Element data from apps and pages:

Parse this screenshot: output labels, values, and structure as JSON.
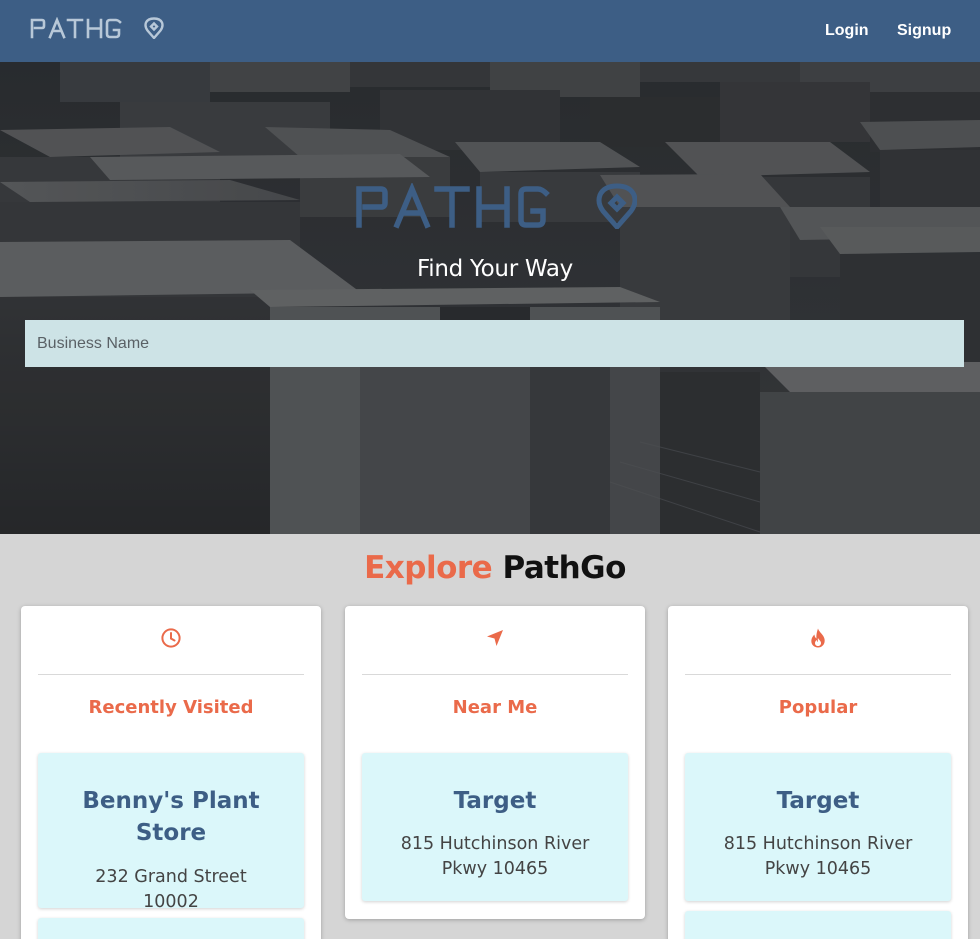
{
  "nav": {
    "logo_text": "PATHGO",
    "login_label": "Login",
    "signup_label": "Signup"
  },
  "hero": {
    "logo_text": "PATHGO",
    "tagline": "Find Your Way",
    "search_placeholder": "Business Name",
    "search_value": ""
  },
  "explore": {
    "accent_word": "Explore",
    "brand_word": "PathGo"
  },
  "cards": [
    {
      "icon": "clock-icon",
      "title": "Recently Visited",
      "places": [
        {
          "name": "Benny's Plant Store",
          "address": "232 Grand Street 10002"
        }
      ]
    },
    {
      "icon": "location-arrow-icon",
      "title": "Near Me",
      "places": [
        {
          "name": "Target",
          "address": "815 Hutchinson River Pkwy 10465"
        }
      ]
    },
    {
      "icon": "fire-icon",
      "title": "Popular",
      "places": [
        {
          "name": "Target",
          "address": "815 Hutchinson River Pkwy 10465"
        }
      ]
    }
  ],
  "colors": {
    "navbar": "#3d5e85",
    "accent": "#ea6a4a",
    "place_card_bg": "#dbf7fa",
    "search_bg": "#cde3e6",
    "page_bg": "#d5d5d5"
  }
}
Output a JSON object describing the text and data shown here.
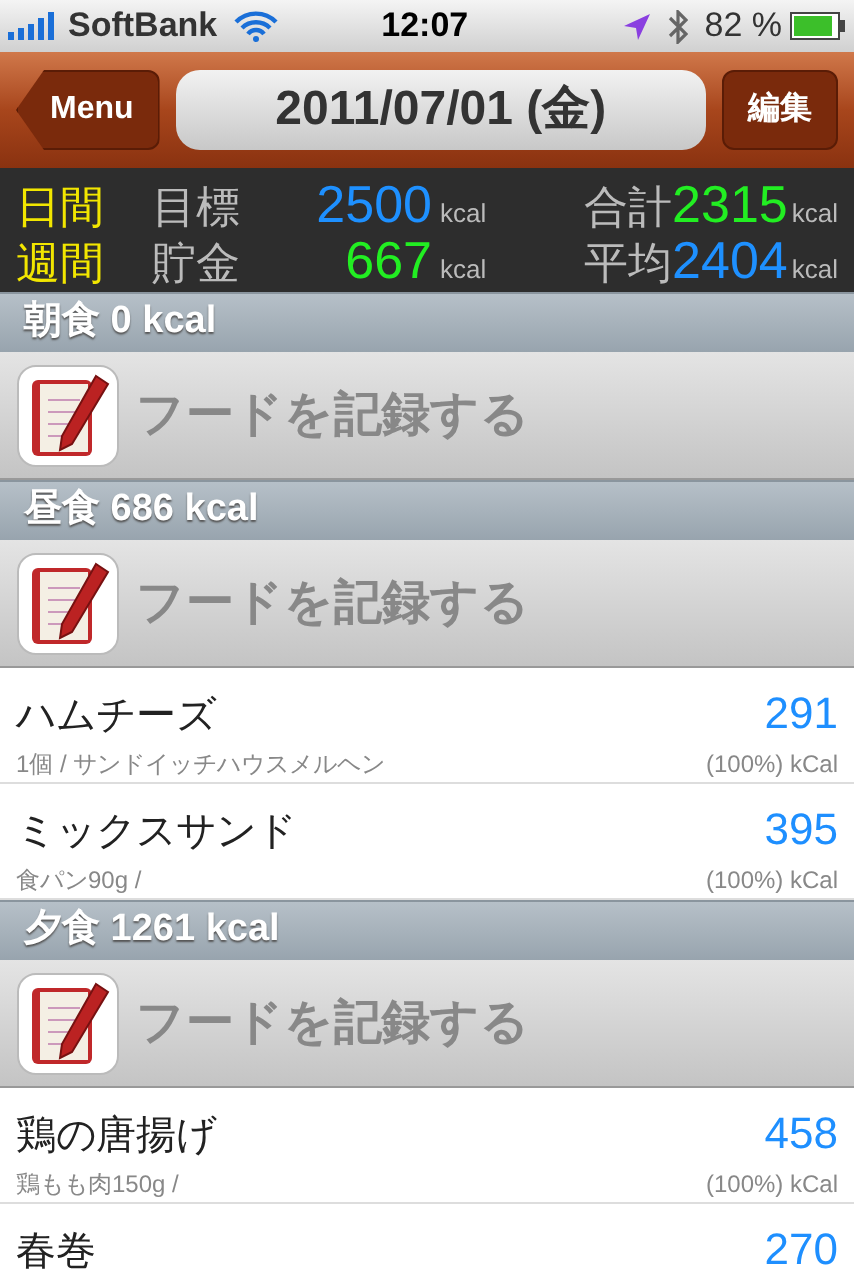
{
  "status_bar": {
    "carrier": "SoftBank",
    "time": "12:07",
    "battery": "82 %"
  },
  "nav": {
    "back": "Menu",
    "title": "2011/07/01 (金)",
    "edit": "編集"
  },
  "summary": [
    {
      "period": "日間",
      "cells": [
        {
          "label": "目標",
          "value": "2500",
          "unit": "kcal",
          "color": "#1e90ff"
        },
        {
          "label": "合計",
          "value": "2315",
          "unit": "kcal",
          "color": "#22ee22"
        }
      ]
    },
    {
      "period": "週間",
      "cells": [
        {
          "label": "貯金",
          "value": "667",
          "unit": "kcal",
          "color": "#22ee22"
        },
        {
          "label": "平均",
          "value": "2404",
          "unit": "kcal",
          "color": "#1e90ff"
        }
      ]
    }
  ],
  "sections": [
    {
      "title": "朝食 0 kcal",
      "add": "フードを記録する"
    },
    {
      "title": "昼食 686 kcal",
      "add": "フードを記録する",
      "items": [
        {
          "name": "ハムチーズ",
          "detail": "1個 / サンドイッチハウスメルヘン",
          "kcal": "291",
          "unit": "(100%) kCal"
        },
        {
          "name": "ミックスサンド",
          "detail": "食パン90g /",
          "kcal": "395",
          "unit": "(100%) kCal"
        }
      ]
    },
    {
      "title": "夕食 1261 kcal",
      "add": "フードを記録する",
      "items": [
        {
          "name": "鶏の唐揚げ",
          "detail": "鶏もも肉150g /",
          "kcal": "458",
          "unit": "(100%) kCal"
        },
        {
          "name": "春巻",
          "kcal": "270"
        }
      ]
    }
  ]
}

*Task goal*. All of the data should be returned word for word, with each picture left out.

*Final answer*.
Parse this screenshot: output labels, values, and structure as JSON.
{
  "nav": {
    "logo_text": "PATHGO",
    "login_label": "Login",
    "signup_label": "Signup"
  },
  "hero": {
    "logo_text": "PATHGO",
    "tagline": "Find Your Way",
    "search_placeholder": "Business Name",
    "search_value": ""
  },
  "explore": {
    "accent_word": "Explore",
    "brand_word": "PathGo"
  },
  "cards": [
    {
      "icon": "clock-icon",
      "title": "Recently Visited",
      "places": [
        {
          "name": "Benny's Plant Store",
          "address": "232 Grand Street 10002"
        }
      ]
    },
    {
      "icon": "location-arrow-icon",
      "title": "Near Me",
      "places": [
        {
          "name": "Target",
          "address": "815 Hutchinson River Pkwy 10465"
        }
      ]
    },
    {
      "icon": "fire-icon",
      "title": "Popular",
      "places": [
        {
          "name": "Target",
          "address": "815 Hutchinson River Pkwy 10465"
        }
      ]
    }
  ],
  "colors": {
    "navbar": "#3d5e85",
    "accent": "#ea6a4a",
    "place_card_bg": "#dbf7fa",
    "search_bg": "#cde3e6",
    "page_bg": "#d5d5d5"
  }
}
Output a JSON object describing the text and data shown here.
{
  "status_bar": {
    "carrier": "SoftBank",
    "time": "12:07",
    "battery": "82 %"
  },
  "nav": {
    "back": "Menu",
    "title": "2011/07/01 (金)",
    "edit": "編集"
  },
  "summary": [
    {
      "period": "日間",
      "cells": [
        {
          "label": "目標",
          "value": "2500",
          "unit": "kcal",
          "color": "#1e90ff"
        },
        {
          "label": "合計",
          "value": "2315",
          "unit": "kcal",
          "color": "#22ee22"
        }
      ]
    },
    {
      "period": "週間",
      "cells": [
        {
          "label": "貯金",
          "value": "667",
          "unit": "kcal",
          "color": "#22ee22"
        },
        {
          "label": "平均",
          "value": "2404",
          "unit": "kcal",
          "color": "#1e90ff"
        }
      ]
    }
  ],
  "sections": [
    {
      "title": "朝食 0 kcal",
      "add": "フードを記録する"
    },
    {
      "title": "昼食 686 kcal",
      "add": "フードを記録する",
      "items": [
        {
          "name": "ハムチーズ",
          "detail": "1個 / サンドイッチハウスメルヘン",
          "kcal": "291",
          "unit": "(100%) kCal"
        },
        {
          "name": "ミックスサンド",
          "detail": "食パン90g /",
          "kcal": "395",
          "unit": "(100%) kCal"
        }
      ]
    },
    {
      "title": "夕食 1261 kcal",
      "add": "フードを記録する",
      "items": [
        {
          "name": "鶏の唐揚げ",
          "detail": "鶏もも肉150g /",
          "kcal": "458",
          "unit": "(100%) kCal"
        },
        {
          "name": "春巻",
          "kcal": "270"
        }
      ]
    }
  ]
}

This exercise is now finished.